WORK REQUIRED:
Note each line in the data below that holds "selected", and copy it.

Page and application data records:
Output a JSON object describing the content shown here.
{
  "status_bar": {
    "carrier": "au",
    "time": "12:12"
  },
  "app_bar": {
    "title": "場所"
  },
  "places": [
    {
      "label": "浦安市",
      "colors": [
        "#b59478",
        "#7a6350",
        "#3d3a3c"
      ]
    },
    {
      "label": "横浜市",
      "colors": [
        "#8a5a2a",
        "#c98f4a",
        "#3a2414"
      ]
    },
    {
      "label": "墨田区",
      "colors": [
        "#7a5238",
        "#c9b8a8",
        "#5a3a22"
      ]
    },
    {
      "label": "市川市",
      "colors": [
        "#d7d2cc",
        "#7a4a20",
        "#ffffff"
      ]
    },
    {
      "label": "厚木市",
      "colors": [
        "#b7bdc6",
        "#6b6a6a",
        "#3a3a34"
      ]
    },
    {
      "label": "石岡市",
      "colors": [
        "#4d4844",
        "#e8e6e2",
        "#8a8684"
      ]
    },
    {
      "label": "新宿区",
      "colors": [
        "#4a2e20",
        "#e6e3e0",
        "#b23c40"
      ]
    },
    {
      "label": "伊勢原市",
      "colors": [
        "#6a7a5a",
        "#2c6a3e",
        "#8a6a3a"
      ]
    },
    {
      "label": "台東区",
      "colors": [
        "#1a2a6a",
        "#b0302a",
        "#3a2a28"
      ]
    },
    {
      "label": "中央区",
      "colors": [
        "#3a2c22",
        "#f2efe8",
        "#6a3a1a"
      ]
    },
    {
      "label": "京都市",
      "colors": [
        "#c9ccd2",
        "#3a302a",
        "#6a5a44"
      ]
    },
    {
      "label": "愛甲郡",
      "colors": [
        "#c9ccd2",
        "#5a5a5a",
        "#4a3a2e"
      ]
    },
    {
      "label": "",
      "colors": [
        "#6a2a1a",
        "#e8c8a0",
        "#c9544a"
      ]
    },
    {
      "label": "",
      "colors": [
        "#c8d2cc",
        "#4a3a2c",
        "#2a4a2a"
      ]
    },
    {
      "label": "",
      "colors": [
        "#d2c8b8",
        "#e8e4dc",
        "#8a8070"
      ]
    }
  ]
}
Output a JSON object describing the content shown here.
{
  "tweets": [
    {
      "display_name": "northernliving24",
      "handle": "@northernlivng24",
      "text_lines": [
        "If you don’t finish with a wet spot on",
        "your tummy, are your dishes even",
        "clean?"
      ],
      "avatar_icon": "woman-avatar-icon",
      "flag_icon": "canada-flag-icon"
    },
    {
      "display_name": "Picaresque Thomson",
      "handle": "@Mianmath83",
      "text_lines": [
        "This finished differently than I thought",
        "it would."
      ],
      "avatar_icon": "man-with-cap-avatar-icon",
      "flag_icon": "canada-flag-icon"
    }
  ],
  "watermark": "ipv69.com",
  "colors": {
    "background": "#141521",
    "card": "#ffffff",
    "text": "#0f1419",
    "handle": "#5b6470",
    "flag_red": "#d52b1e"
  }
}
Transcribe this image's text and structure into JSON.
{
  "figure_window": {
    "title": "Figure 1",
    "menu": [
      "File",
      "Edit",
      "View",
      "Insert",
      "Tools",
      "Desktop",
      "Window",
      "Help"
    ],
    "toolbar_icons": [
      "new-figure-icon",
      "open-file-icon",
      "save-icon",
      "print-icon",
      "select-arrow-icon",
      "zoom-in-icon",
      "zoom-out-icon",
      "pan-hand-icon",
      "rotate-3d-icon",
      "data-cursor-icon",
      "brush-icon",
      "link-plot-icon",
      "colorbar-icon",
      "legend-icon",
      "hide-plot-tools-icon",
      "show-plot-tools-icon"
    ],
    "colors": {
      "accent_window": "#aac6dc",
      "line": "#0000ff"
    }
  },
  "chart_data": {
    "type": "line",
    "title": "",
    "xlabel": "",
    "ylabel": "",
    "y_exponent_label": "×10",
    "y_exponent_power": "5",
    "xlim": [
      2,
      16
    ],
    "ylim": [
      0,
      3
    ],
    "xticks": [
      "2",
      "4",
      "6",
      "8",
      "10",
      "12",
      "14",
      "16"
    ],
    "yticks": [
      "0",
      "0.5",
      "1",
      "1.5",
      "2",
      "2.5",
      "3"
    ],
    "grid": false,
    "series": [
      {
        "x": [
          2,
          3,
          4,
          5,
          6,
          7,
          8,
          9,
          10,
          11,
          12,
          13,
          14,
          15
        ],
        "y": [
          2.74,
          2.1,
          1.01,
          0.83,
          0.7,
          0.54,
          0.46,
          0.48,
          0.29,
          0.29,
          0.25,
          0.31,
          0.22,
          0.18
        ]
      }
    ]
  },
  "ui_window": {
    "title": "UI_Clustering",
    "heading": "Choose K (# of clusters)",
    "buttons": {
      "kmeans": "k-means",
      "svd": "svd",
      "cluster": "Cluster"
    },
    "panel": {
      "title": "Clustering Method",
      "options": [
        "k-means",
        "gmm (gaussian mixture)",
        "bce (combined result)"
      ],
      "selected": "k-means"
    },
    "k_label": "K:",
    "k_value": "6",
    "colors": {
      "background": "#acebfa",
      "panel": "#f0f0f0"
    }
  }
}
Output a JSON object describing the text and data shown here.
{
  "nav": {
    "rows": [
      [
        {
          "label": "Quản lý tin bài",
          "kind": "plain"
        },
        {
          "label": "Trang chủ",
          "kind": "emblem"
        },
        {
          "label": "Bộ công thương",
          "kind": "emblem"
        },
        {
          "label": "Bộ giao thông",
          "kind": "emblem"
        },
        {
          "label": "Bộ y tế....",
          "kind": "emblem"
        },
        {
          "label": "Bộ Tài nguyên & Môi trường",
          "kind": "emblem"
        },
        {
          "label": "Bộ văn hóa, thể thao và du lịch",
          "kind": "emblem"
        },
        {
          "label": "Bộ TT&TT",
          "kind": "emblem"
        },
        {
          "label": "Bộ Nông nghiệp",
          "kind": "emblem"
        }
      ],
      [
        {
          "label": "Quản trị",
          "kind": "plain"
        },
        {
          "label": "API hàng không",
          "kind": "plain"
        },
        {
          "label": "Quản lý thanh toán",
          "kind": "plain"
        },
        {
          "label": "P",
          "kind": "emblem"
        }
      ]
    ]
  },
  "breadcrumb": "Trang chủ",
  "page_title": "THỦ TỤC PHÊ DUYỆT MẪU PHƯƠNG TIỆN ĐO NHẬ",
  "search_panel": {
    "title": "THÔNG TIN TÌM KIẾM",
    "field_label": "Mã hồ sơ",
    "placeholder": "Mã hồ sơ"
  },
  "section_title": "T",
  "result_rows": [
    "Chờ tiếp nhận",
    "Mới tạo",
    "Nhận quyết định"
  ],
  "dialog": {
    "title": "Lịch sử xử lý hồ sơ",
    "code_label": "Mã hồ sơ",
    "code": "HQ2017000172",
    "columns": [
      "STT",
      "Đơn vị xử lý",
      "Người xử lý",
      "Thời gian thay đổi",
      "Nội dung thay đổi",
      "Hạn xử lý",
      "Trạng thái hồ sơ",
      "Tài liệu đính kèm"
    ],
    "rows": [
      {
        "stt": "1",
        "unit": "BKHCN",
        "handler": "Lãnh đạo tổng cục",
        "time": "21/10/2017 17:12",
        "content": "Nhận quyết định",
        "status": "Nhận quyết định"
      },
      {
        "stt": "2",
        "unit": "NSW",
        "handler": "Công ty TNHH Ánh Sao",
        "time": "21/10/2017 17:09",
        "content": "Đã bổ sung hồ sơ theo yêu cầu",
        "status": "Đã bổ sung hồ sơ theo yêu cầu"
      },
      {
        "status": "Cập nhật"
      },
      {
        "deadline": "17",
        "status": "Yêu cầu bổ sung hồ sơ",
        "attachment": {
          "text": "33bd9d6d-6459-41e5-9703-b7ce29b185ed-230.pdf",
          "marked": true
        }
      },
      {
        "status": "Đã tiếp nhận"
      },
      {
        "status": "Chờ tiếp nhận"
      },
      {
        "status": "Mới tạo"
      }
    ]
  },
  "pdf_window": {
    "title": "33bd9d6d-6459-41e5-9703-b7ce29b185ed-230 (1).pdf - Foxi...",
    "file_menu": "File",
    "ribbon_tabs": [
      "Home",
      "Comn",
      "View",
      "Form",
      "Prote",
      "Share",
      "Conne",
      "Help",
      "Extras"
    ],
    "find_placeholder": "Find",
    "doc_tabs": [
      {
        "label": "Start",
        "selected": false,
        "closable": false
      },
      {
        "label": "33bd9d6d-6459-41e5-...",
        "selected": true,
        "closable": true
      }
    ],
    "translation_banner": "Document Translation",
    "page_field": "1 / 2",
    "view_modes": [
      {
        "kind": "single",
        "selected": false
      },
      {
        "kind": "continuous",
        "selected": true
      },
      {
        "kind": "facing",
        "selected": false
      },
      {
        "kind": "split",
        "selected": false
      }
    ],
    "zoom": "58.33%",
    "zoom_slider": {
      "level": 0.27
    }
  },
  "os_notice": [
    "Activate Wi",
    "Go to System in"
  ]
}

WRITTEN ANSWER:
      "selected": "k-means"
        "selected": false,
        "selected": true,
        "selected": false
        "selected": true
        "selected": false
        "selected": false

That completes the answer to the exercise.